That poor dead dragon was the first one I ever wrote, and that story was the first time I realized "I could really do this" because the story was bad (it was one of my first; of course it was bad), but nobody in that class hated it, and I was like the only fantasy writer in the group. That little dragon, dead though he was, taught me that my ideas are not, in fact, all that awful. That poor dragon I killed before the story even started helped lead me to writing.
Since then, I've written several stories about dragons – involved fantasies of lost dragons, silly fairytales, modern dragons raised for pit fighting, and several others. I like writing anthro type characters, dragons especially, because it's a challenge and a lot of fun to figure out how a non-human creature would think and act, where their priorities are, and how that clashes with the humans around them.
Najlah, from "Lukos Heat", my contribution to Storm Moon Press' Dracones, is definitely one of my favorites so far, just because he's so different from those who surround him. He's built for brutal fighting in a harsh, dry, extremely hot environment, but is currently living in a damp, cold one and not particularly enjoying it. He is constantly frustrated by the 'soft' people around him and the lack of any real purpose, since a quiet palace life has very little in need of killing. A character like Naj is fun to write because his thought processes, his priorities, etc are so drastically different from most—seeing how he reacts, and how others react to him, made this story a hell of a lot of fun to write. I hope it's just as fun to read ;)
Smiling faintly, Fayth said, "A blizzard is a sandstorm of snow. Here, let me increase the strength of your warming stone." Reaching out as Najlah moved close, he wrapped his hands around the smooth, heavy stone on a thick chain around Najlah's throat.
Heat spread through Najlah, and he rumbled in gratitude. Without the warming stones, dragons could not leave their homeland. Nothing else was capable of sustaining their body temperature at the level they needed. It chafed to have to rely on outside help to survive, but the sands were the sands, and they could not change, only shift. Better to shift with the sands, than to resist them and be buried.

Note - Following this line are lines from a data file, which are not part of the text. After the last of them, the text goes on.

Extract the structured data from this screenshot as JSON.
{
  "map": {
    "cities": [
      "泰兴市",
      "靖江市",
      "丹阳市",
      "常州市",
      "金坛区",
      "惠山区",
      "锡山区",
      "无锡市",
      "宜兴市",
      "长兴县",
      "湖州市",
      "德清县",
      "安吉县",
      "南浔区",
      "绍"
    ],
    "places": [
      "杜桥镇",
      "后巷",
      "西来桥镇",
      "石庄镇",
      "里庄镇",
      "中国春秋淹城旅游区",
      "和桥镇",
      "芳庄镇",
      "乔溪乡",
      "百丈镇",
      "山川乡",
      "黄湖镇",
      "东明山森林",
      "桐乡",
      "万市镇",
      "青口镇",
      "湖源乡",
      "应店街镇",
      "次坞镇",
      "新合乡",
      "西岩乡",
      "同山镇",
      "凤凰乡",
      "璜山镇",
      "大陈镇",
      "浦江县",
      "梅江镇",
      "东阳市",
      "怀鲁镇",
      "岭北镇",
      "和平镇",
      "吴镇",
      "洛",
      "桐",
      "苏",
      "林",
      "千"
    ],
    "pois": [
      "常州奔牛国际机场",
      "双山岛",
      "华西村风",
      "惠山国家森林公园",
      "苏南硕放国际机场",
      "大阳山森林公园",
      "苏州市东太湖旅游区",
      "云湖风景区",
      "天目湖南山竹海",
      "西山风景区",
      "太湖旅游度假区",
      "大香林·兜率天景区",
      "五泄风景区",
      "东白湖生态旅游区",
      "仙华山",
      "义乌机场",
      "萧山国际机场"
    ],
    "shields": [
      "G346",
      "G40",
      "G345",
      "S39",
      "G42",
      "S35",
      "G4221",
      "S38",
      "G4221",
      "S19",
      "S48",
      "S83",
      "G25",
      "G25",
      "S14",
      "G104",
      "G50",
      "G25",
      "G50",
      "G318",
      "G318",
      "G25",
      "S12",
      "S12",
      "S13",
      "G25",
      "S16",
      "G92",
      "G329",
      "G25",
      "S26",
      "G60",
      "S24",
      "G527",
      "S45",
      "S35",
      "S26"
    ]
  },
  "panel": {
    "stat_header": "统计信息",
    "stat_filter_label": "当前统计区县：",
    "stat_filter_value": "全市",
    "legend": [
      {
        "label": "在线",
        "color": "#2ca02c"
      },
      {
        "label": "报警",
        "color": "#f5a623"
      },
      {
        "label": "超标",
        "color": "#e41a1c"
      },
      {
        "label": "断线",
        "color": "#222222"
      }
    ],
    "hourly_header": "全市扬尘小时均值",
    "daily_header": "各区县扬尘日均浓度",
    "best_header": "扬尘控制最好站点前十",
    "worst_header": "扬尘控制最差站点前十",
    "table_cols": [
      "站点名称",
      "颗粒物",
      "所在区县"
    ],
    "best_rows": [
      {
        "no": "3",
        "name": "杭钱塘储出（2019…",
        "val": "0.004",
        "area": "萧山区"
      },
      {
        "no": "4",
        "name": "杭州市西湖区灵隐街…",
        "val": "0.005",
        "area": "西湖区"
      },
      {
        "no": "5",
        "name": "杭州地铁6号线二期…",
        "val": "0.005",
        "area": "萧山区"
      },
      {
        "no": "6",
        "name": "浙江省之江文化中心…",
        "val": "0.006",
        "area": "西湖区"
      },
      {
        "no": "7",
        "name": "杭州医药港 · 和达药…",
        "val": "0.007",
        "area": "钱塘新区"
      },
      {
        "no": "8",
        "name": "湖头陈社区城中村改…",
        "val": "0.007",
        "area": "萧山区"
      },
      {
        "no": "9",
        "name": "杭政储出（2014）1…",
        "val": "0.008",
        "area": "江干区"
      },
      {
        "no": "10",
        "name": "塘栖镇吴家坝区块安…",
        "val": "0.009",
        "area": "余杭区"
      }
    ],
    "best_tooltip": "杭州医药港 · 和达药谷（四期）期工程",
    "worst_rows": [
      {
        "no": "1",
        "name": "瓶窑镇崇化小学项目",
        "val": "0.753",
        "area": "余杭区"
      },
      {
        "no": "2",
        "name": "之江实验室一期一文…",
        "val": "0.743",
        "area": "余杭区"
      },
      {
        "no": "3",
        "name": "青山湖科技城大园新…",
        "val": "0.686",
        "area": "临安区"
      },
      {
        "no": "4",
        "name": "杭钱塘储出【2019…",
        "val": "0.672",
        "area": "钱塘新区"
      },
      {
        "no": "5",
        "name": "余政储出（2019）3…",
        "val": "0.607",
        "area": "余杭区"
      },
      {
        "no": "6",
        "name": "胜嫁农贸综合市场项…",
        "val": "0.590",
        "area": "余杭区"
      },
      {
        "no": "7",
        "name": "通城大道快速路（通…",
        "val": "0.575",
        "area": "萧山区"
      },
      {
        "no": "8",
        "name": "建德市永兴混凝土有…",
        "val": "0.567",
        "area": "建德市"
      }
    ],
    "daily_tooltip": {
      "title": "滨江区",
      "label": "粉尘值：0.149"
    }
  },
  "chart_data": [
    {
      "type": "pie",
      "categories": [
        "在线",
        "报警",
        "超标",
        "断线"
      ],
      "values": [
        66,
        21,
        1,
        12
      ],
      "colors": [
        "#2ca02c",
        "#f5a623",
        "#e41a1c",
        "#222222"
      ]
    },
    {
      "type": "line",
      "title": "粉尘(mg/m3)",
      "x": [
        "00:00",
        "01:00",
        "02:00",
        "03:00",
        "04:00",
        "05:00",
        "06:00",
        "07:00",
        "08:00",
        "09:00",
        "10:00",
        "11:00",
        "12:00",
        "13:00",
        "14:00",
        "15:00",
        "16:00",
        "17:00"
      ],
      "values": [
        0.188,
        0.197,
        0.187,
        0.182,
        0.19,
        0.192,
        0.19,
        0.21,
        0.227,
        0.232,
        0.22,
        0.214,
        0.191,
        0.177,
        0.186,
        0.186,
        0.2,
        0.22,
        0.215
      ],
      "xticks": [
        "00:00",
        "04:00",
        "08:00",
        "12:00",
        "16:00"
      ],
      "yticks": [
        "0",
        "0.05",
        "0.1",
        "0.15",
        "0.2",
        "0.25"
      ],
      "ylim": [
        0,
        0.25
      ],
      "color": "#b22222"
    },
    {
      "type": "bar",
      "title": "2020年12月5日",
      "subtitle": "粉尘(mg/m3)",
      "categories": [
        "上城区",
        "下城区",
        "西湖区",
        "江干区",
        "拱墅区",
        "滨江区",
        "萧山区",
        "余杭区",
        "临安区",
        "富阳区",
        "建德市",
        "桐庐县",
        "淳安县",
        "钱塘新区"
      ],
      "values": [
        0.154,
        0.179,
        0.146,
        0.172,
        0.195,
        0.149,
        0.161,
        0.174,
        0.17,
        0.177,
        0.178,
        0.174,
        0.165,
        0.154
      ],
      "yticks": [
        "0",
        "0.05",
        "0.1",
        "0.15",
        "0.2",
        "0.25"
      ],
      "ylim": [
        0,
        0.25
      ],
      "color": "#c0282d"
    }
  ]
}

He moved away, to the edge of camp, leaving the others to do as they needed. For himself, he carried nothing. All he needed, he had or could hunt.
"Let's move," Barkus ordered, and everyone in camp shifted except for the bird shifters—which meant Fayth, unfortunately. Grounded by the strong winds and heavily falling snow, they would have to travel and fight the hard way. Najlah would have been happier if Fayth had possessed a stronger shift, but it little mattered in the end because Najlah would see to his safety.
They traveled on, following the wolves, Najlah tasting the air frequently, though it remained infuriatingly difficult to taste more than snow and whatever was immediately before him. Around them, the snow grew increasingly worse, while the wolves grew angry. Najlah growled in surprise when he realized he could taste fear on them as well, underscoring and aggravating the anger. What was alarming them?
"Lukos Heat" can be found with six other gay dragon short stories in Storm Moon Press' Dracones. Now Available!
Megan Derr is a long time resident of m/m fiction, and keeps herself busy reading, writing, and publishing it. She is often accused of fluff and nonsense. When she's not involved in writing, she likes to cook, harass her cats, or watch movies (especially all things James Bond). She loves to hear from readers, and can be found all around the internet, including her website, Tumblr, LiveJournal, and on Twitter @amasour.